- _Task inputs_:

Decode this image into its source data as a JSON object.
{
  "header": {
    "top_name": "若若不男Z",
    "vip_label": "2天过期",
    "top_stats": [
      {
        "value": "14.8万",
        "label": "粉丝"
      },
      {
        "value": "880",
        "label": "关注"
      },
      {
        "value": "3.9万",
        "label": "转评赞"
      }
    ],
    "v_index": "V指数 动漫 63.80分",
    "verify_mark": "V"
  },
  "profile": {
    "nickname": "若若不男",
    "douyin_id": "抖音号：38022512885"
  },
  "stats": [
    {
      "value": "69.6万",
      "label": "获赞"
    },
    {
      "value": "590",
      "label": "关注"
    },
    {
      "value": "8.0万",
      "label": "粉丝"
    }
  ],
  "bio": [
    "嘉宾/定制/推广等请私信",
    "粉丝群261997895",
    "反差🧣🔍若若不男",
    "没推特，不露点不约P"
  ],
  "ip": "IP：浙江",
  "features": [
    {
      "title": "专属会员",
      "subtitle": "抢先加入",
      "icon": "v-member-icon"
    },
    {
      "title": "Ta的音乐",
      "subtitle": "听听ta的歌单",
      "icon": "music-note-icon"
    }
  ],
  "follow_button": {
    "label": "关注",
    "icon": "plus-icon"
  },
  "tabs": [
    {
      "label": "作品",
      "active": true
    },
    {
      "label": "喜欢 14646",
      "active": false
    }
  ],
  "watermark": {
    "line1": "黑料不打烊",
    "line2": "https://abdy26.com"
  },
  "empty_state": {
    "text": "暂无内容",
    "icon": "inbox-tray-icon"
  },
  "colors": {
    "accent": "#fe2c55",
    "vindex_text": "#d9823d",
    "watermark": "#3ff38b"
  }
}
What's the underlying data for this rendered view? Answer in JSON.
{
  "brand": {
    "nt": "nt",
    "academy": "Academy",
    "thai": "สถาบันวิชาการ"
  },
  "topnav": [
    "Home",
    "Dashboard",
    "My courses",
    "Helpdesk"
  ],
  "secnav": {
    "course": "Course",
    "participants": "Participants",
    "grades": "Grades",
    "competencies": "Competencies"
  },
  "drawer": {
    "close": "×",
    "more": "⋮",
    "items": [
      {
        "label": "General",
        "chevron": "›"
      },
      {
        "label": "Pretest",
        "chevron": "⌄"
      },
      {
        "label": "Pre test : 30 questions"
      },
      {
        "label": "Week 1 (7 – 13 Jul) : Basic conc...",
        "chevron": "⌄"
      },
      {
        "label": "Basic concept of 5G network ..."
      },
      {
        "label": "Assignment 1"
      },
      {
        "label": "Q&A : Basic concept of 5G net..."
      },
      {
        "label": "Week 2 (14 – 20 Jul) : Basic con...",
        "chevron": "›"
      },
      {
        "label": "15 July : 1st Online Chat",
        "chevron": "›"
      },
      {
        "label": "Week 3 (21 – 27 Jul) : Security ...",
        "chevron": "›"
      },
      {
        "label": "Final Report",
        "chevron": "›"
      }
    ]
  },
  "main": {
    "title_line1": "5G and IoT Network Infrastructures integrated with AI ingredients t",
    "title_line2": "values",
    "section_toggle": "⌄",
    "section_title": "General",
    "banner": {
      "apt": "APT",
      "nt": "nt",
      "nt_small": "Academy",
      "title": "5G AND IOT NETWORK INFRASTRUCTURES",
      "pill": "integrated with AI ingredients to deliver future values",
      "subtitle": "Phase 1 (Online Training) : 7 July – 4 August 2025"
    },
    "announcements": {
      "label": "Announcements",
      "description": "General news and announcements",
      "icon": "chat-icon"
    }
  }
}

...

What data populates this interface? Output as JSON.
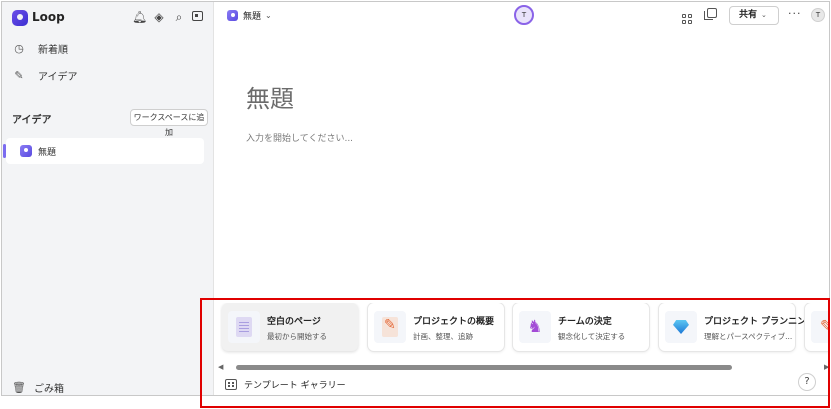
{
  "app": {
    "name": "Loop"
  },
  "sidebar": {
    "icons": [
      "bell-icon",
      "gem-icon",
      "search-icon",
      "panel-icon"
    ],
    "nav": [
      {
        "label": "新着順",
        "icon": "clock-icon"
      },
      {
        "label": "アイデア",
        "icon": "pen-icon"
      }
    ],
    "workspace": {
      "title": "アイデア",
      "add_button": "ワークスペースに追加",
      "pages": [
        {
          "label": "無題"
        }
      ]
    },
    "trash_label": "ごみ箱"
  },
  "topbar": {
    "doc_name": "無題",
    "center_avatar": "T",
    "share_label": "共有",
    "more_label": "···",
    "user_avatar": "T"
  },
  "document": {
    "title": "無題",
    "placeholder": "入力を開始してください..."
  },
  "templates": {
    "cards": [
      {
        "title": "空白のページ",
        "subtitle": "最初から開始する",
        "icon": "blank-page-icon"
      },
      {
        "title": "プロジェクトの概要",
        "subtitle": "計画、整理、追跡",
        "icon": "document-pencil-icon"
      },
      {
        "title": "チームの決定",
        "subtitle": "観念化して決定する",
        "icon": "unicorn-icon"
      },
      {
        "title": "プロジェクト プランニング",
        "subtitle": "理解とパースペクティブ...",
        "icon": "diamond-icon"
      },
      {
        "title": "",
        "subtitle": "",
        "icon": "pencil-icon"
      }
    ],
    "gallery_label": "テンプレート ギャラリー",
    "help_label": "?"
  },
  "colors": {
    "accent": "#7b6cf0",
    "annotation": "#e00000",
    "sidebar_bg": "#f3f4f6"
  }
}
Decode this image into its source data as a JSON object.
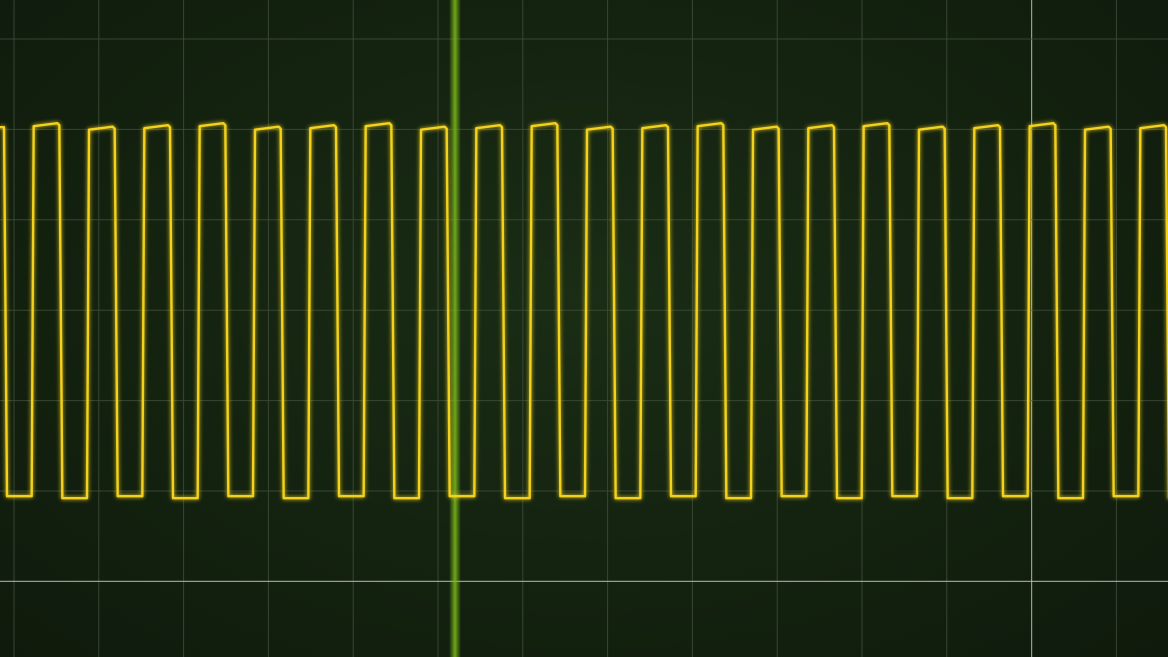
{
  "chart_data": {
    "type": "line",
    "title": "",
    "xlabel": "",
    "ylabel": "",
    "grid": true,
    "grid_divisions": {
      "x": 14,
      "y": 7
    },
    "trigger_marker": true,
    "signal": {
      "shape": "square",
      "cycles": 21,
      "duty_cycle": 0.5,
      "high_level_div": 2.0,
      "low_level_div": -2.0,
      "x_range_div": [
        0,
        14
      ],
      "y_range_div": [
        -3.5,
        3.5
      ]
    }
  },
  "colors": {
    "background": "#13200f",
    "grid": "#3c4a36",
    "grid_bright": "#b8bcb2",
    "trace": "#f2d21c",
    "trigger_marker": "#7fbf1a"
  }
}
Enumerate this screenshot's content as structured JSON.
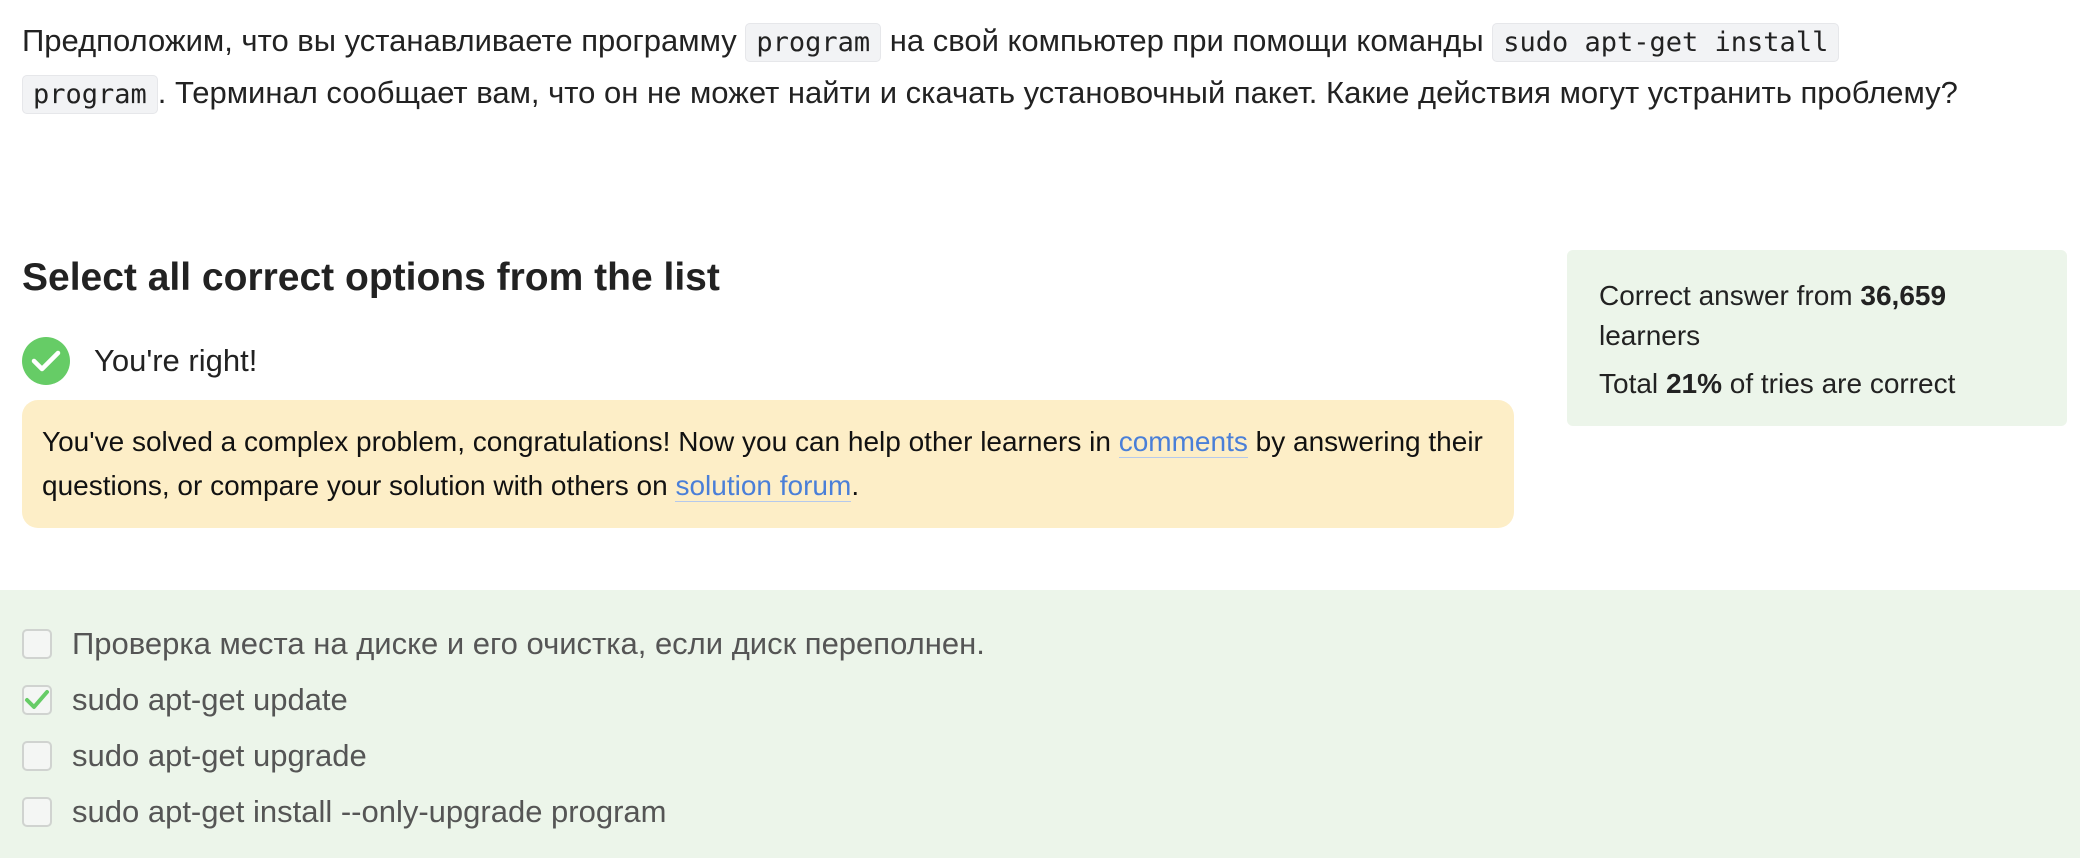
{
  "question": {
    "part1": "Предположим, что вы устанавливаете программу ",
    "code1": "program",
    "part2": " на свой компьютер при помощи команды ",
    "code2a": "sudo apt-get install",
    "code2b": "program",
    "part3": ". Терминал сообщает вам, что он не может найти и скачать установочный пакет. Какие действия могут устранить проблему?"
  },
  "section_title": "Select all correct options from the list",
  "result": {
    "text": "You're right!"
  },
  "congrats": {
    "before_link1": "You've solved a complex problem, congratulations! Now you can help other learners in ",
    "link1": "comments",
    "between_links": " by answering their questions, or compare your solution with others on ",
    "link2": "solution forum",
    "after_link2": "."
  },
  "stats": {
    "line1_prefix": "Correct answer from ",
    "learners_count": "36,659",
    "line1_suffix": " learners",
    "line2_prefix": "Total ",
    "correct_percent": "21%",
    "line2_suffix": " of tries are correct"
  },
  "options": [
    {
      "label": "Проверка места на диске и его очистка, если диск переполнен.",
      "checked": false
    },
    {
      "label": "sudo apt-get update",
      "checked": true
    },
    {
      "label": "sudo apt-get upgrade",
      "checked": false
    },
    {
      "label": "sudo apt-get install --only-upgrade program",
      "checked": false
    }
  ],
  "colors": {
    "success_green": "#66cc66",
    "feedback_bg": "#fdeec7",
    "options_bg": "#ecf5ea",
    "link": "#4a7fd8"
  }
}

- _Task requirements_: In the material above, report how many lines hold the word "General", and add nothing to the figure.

- _Answer box_: 3